*** Exercise input Section Begins ***
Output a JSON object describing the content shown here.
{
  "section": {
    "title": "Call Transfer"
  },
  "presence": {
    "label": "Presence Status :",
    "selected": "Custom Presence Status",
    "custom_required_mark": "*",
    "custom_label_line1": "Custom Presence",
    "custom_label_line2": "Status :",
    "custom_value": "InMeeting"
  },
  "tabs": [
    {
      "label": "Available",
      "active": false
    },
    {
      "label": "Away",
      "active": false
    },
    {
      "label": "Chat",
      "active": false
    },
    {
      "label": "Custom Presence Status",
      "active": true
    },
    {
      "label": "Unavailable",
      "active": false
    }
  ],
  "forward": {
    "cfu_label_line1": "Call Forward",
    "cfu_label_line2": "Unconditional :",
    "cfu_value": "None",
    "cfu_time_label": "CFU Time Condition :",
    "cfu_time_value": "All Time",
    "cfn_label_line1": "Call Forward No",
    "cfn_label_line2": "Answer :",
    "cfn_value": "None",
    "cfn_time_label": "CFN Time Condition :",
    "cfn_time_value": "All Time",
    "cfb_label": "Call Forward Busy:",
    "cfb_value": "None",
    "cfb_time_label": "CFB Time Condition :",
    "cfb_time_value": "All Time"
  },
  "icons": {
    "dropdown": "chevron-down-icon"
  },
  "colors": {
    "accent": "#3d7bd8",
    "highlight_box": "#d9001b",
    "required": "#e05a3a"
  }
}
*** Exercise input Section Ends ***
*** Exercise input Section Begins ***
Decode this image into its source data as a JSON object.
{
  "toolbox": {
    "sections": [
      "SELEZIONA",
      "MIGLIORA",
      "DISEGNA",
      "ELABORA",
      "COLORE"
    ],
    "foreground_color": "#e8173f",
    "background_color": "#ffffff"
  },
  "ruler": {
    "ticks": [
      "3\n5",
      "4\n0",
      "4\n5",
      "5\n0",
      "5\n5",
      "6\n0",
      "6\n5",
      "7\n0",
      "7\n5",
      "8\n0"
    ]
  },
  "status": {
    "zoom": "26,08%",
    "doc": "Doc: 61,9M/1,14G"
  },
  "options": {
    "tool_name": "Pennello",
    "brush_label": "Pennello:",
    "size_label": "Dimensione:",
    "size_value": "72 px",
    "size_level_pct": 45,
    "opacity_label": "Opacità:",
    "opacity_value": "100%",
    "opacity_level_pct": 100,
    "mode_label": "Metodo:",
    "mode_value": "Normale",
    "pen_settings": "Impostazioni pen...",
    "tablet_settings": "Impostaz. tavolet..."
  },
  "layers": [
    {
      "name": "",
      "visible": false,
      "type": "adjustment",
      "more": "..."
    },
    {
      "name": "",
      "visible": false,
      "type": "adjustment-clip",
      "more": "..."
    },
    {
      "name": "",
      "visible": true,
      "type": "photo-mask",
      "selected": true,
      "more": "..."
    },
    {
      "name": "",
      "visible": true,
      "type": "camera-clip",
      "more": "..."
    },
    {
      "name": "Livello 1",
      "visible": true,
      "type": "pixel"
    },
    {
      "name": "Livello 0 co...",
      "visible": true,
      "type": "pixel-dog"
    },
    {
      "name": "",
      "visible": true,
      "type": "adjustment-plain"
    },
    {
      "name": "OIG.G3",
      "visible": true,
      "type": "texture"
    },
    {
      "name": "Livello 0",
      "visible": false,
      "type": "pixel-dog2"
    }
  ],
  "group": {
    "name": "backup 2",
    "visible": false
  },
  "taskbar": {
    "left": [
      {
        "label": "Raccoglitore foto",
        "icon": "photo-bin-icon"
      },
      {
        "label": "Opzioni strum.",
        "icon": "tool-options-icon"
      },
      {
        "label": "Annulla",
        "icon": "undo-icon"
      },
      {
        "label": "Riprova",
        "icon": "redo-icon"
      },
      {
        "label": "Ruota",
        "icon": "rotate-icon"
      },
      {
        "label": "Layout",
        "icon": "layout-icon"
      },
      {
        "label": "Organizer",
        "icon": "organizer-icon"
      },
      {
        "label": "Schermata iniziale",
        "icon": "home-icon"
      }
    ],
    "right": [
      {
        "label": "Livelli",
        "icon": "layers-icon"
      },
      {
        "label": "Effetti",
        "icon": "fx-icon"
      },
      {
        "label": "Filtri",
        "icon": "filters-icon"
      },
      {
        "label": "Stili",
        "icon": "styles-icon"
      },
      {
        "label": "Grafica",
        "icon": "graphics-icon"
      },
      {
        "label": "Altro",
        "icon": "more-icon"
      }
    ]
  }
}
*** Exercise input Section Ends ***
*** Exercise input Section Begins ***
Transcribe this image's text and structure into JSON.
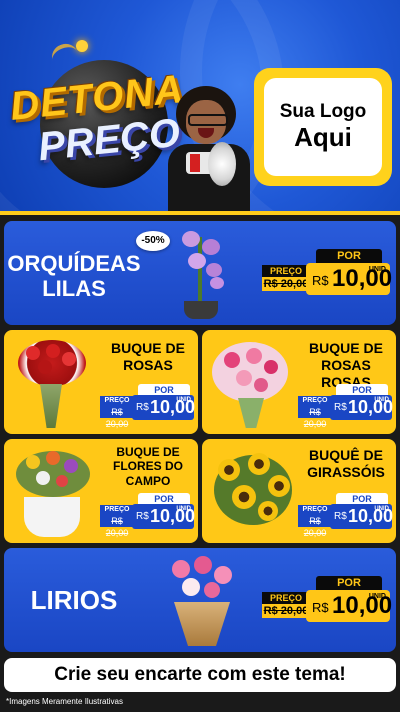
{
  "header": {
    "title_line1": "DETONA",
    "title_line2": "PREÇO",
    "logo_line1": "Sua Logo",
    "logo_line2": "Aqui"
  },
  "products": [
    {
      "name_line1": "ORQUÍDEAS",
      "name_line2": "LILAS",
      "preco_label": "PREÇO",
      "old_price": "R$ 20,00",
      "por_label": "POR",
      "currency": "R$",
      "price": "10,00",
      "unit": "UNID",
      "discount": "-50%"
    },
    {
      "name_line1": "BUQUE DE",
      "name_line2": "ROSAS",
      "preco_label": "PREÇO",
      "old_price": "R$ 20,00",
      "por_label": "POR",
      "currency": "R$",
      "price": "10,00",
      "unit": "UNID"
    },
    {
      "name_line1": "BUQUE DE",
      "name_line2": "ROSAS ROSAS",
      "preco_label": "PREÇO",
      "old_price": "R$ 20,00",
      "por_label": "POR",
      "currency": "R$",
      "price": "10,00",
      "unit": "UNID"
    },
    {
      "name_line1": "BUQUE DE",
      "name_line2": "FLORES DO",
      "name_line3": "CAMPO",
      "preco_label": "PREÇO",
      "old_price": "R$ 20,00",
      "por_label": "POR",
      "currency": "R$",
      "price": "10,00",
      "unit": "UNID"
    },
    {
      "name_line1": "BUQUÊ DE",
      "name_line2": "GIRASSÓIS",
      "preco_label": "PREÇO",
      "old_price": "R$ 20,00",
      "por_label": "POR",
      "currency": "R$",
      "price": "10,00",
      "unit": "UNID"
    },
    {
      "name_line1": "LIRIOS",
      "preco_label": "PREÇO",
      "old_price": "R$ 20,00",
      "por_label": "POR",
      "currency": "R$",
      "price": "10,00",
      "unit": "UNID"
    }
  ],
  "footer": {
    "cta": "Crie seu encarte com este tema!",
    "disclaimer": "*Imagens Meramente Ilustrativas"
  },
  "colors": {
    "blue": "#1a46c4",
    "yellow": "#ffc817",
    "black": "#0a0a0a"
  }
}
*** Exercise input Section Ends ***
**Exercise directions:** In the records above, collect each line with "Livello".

**Your solution:**
      "name": "Livello 1",
      "name": "Livello 0 co...",
      "name": "Livello 0",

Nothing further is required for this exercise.